There is a victorious trajectory to the Apostle Paul’s words in Ro 6:6., “We know that our old self was crucified with him in order that the body of sin might be brought to nothing, so that we would no longer be enslaved to sin.” Reading Calvin on this text recently was so heartening and union-with-Christ-centric:
“This old man, he says, is fastened to the cross of Christ, for by its power he is
slain: and he expressly referred to the cross, that he might more distinctly
show, that we cannot be otherwise put to death than by partaking of his
death. For I do not agree with those who think that he used the word
crucified, rather than dead, because he still lives, and is in some respects
vigorous. It is indeed a correct sentiment, but not suitable to this passage.
The body of sin, which he afterwards mentions, does not mean flesh and
bones, but the corrupted mass; for man, left to his own nature, is a mass
made up of sin.
He points out the end for which this destruction is effected, when he says,
so that we may no longer serve sin.
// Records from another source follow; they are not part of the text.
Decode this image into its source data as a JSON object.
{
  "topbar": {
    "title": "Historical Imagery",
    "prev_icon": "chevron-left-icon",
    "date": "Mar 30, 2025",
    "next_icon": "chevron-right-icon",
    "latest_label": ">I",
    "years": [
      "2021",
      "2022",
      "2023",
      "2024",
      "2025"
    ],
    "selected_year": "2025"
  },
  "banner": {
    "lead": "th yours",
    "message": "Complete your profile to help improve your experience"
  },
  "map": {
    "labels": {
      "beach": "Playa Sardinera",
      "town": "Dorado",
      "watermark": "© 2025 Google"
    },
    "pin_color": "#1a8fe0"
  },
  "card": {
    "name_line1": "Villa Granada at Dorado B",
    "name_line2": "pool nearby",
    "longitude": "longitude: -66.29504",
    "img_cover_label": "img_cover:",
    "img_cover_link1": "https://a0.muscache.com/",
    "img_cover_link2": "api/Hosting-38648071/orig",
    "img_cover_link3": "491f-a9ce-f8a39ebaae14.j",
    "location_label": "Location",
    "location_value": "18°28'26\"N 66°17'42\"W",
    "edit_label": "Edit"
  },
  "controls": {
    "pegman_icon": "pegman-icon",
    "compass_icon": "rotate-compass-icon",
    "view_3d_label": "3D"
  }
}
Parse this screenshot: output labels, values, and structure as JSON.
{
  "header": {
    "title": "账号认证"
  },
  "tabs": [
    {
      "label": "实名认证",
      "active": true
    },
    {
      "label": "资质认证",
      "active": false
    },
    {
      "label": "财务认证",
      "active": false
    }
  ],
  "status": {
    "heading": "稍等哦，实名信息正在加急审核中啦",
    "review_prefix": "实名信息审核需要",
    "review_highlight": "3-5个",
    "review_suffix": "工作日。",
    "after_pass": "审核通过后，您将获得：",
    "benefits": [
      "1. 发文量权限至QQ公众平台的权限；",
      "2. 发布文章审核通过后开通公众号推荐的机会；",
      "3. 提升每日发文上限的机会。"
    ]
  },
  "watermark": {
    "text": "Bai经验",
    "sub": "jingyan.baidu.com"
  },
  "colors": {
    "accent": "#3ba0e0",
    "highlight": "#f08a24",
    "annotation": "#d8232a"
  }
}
It hence follows, that as long as we are
children of Adam, and nothing more than men, we are in bondage to sin,
that we can do nothing else but sin; but that being grafted in Christ, we are
delivered from this miserable thraldom; not that we immediately cease
entirely to sin, but that we become at last victorious in the contest” (Calvin’s Commentaries, Vol. XIX, 224-25).